What can be claimed for business use?
When preparing my clients tax returns I often get asked or come across a situation where my client has either put down expenses for business use that are disallowed for tax purposes or worse still they omit claims that they should be putting down to minimise their tax bills.
There are three main ways that a business can operate (Sole Trader, Partnership and Ltd Company) and they form in which a business operates can also affect the way an expense is treat for tax purposes.
An example of this being that a sole trader paying themselves a salary is not tax deductible whereas a Ltd Company with a sole director paying their director a salary can be a tax deductible expense for the Ltd Company.
For this short blog I will focus mainly on Sole Traders and Self Assessment tax returns but many of the expenses listed below can be set against the income for other forms of businesses to reduce their tax liabilities.
Once a year a self assessment tax return is prepared, checked and submitted to HMRC for sole traders and within these returns are details of income and the expenses for the business.

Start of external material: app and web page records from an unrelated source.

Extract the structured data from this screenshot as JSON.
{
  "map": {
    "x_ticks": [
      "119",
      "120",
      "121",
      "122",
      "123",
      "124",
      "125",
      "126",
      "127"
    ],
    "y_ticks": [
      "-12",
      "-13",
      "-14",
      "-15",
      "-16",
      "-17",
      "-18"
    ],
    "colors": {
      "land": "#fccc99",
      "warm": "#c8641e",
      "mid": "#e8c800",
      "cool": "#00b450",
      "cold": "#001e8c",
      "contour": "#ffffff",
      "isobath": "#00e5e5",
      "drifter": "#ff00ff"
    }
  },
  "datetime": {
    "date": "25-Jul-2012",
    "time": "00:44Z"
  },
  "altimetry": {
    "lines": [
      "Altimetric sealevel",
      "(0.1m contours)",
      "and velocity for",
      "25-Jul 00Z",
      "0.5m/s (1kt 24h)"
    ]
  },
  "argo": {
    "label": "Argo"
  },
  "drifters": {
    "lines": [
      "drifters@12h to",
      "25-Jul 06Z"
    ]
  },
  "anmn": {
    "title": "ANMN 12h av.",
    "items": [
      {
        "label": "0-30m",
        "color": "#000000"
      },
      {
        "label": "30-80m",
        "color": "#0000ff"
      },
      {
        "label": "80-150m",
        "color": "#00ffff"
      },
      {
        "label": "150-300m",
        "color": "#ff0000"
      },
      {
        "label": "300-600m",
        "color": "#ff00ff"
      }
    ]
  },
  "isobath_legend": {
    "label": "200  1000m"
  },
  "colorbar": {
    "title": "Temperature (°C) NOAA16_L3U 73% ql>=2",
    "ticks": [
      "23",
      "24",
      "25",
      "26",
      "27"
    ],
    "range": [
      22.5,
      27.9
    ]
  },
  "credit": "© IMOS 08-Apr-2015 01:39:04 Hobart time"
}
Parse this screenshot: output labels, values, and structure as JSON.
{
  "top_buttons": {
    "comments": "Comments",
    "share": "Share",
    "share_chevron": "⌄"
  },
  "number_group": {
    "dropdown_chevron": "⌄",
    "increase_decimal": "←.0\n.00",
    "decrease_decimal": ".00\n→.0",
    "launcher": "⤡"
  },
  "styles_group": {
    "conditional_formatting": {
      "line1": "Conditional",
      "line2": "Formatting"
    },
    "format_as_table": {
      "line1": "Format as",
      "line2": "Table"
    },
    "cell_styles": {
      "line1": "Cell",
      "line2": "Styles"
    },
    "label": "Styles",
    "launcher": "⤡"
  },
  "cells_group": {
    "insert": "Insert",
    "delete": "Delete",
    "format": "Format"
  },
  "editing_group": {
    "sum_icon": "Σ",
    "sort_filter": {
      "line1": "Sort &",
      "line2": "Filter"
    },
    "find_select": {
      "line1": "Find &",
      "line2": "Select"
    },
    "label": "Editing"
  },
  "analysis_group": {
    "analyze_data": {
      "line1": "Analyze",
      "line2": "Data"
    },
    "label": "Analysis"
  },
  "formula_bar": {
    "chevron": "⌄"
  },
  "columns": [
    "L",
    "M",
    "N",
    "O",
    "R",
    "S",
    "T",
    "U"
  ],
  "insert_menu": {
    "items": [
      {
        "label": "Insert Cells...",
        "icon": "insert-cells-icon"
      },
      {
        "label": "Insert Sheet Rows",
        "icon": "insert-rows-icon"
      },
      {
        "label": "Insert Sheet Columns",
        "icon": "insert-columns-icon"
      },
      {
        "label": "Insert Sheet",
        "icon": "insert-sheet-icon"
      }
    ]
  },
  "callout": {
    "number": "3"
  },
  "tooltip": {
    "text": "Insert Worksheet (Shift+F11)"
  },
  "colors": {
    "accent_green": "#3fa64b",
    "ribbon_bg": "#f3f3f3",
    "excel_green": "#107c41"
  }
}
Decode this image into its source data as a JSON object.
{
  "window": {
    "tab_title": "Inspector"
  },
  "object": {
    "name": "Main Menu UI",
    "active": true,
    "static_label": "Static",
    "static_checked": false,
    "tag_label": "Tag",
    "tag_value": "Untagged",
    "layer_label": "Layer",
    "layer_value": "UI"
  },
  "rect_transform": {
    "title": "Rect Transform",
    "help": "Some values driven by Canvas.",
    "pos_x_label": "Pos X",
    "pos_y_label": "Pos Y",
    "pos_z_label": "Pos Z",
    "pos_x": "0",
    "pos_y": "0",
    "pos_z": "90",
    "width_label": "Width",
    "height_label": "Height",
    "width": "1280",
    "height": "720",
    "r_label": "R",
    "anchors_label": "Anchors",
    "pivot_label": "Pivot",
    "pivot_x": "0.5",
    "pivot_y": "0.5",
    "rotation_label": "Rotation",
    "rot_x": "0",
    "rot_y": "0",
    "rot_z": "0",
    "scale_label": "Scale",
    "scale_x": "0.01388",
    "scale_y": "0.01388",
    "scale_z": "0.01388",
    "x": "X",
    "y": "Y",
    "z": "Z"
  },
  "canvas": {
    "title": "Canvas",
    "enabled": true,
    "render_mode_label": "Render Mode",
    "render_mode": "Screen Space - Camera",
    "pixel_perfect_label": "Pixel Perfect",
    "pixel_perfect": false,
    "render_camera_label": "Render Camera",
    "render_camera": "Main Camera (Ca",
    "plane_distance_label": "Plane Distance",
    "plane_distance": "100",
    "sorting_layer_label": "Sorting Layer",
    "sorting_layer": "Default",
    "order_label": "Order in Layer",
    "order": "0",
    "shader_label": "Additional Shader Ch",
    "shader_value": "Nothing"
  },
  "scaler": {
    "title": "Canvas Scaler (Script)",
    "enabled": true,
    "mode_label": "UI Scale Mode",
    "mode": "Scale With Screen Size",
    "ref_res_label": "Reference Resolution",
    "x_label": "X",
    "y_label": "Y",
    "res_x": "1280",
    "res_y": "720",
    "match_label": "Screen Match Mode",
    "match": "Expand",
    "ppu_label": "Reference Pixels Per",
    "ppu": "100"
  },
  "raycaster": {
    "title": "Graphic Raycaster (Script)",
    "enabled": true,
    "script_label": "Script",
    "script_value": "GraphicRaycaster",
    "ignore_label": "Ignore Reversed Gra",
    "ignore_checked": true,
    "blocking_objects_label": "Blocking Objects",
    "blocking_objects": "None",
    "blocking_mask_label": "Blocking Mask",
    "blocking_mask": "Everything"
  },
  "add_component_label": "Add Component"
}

One important thing to remember is that a business expense must be wholly and exclusively for business use in order for it to be claimed for tax purposes. The exception to this rule would be a non-commercial vehicle (i.e car) as this would be blocked as an tax deductible expense but if they are legitimately for business purposes then they can be written off over time using capital allowances.
With Covid-19 affecting the way people work, there has been a huge number of individuals who work from home. By doing so, they are entitled to claim a weekly allowance (currently £6 per week) to offset against their profits as an expense. If the amount of expenses by working from home would work out more than £6 per week then the household expenses can be apportioned in order to claim the amount used for business use.
There are many expenses that can be used for both business and personal use, an example being the purchase of a laptop, and when claiming the expenses for these only the business usage element can be claimed. So if you use the laptop for 60% Personal and 40% business then only 40% of the purchase price could be claimed as an expense.
Mobile phones are currently one of the few expenses where the personal use element doesn't matter and the full 100% can be claimed.
There are many other expenses that can be claimed and each of them are essentially specific to the business that is being carried out, e.g. safety equipment for a construction worker or a industrial printer for a printing company, etc.
To find out more about what can be legitimately claimed as a business expense for your business contact us at email@example.com or call us on 0191 5111217.